WHAT IS BEING ASKED
For the word "authentication", search the records and show each line in which it occurs.

DATASET EXCERPTS
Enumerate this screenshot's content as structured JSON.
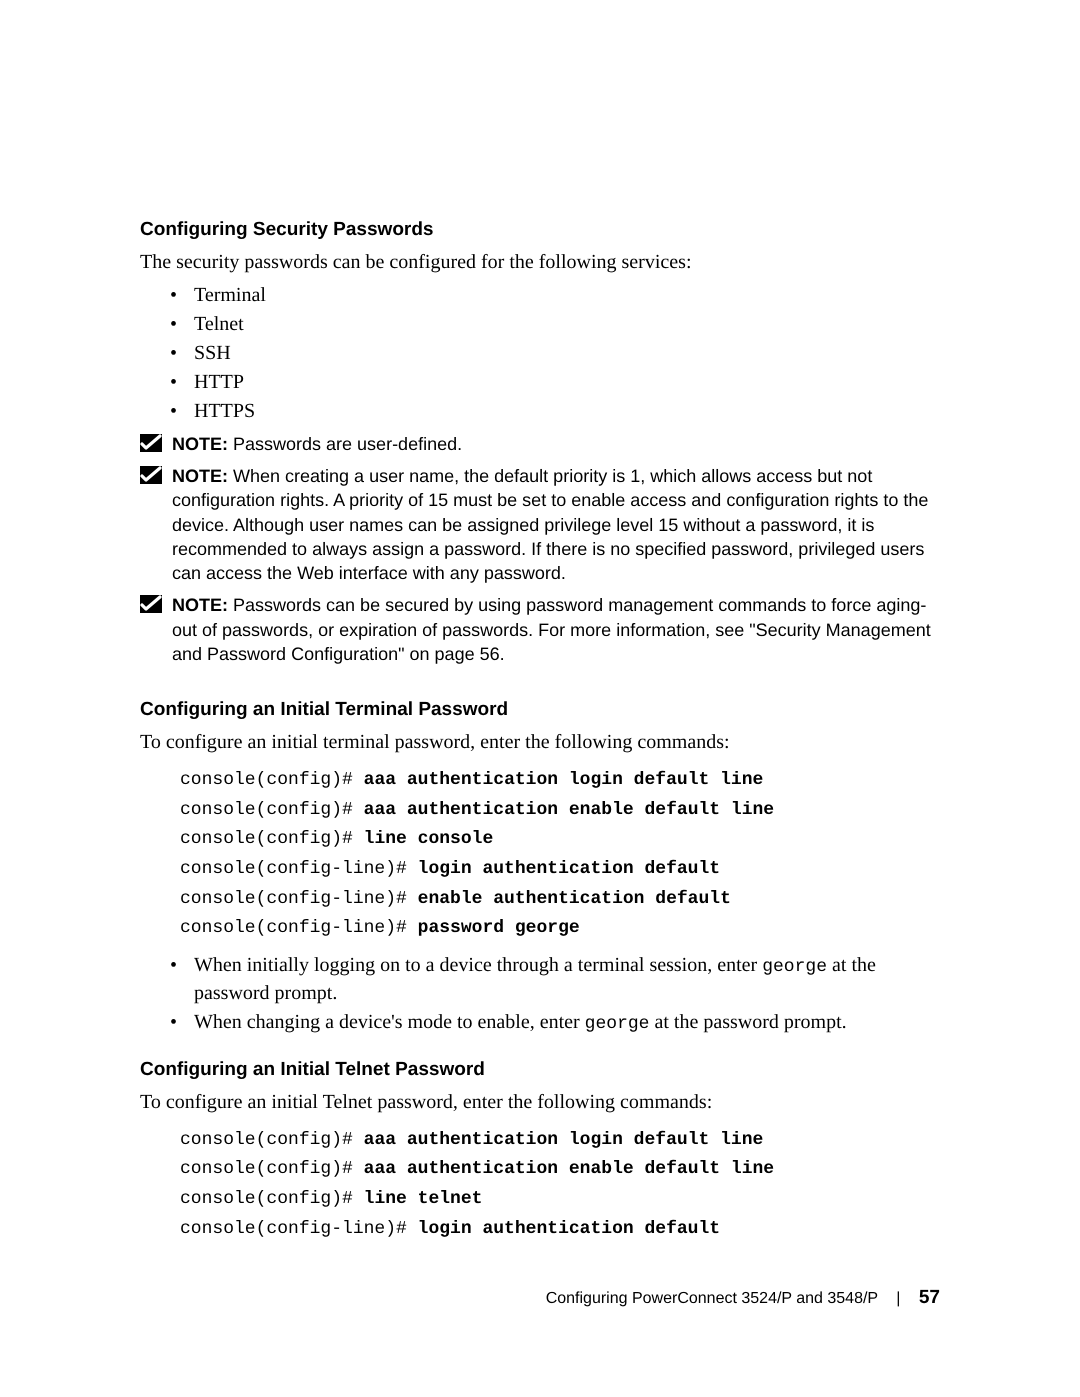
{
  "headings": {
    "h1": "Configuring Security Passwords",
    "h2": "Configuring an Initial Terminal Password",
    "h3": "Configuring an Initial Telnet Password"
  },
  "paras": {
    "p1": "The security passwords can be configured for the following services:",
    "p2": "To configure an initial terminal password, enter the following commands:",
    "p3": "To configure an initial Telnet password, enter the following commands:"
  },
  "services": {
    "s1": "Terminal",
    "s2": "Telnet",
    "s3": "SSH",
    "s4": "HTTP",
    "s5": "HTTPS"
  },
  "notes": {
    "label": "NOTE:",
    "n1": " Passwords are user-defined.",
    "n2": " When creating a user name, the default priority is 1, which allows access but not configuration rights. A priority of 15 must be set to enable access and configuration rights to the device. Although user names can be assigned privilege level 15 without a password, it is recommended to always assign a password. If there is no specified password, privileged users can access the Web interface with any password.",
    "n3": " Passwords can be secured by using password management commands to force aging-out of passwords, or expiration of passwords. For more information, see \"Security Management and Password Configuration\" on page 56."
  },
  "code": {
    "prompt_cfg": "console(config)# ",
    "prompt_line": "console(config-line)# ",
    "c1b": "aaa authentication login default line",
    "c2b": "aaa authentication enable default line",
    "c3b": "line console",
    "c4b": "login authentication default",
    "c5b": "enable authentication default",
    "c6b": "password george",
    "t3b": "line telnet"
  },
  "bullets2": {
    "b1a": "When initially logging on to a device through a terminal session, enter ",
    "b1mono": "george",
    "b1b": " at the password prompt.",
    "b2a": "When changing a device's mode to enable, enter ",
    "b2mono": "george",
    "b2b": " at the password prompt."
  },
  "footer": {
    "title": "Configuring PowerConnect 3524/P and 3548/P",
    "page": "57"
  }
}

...

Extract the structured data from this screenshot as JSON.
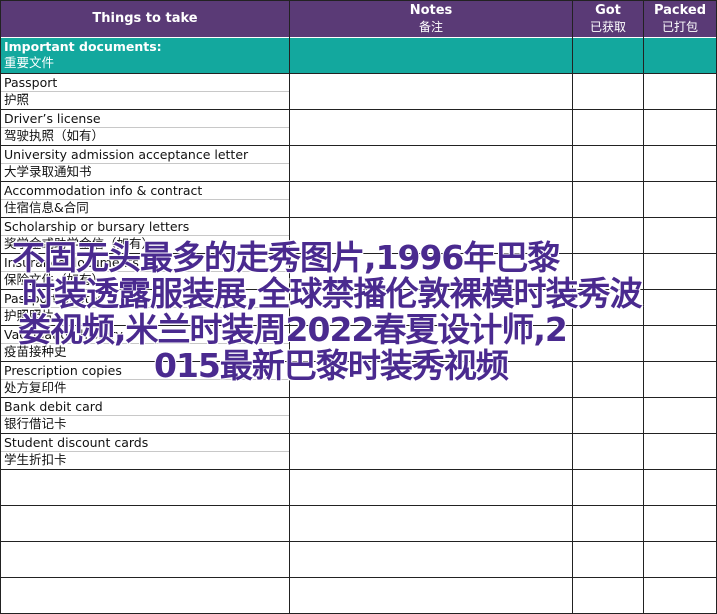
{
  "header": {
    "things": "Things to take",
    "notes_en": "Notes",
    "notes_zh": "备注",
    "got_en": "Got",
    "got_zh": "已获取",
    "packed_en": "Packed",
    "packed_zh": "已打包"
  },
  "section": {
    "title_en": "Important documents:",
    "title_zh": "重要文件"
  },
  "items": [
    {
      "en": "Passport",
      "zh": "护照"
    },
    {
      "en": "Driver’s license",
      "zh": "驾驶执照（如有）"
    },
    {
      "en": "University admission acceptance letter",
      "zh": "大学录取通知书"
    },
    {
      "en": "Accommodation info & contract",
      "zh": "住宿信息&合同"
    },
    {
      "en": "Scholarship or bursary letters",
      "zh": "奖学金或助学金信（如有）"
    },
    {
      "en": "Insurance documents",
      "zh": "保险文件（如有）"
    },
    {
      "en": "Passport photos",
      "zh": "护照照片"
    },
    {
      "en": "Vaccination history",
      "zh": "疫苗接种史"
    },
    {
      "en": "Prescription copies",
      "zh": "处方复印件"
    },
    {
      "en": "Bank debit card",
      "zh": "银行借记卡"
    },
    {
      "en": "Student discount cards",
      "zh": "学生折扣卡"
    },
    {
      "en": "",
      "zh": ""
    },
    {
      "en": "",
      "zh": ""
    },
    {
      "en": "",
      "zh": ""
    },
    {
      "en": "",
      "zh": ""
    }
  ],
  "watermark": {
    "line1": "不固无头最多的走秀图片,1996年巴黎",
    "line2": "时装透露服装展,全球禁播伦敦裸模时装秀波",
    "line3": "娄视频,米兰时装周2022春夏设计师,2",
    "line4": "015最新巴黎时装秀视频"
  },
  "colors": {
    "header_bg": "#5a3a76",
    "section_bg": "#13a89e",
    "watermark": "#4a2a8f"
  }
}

TASK OUTPUT
    "c1b": "aaa authentication login default line",
    "c2b": "aaa authentication enable default line",
    "c4b": "login authentication default",
    "c5b": "enable authentication default",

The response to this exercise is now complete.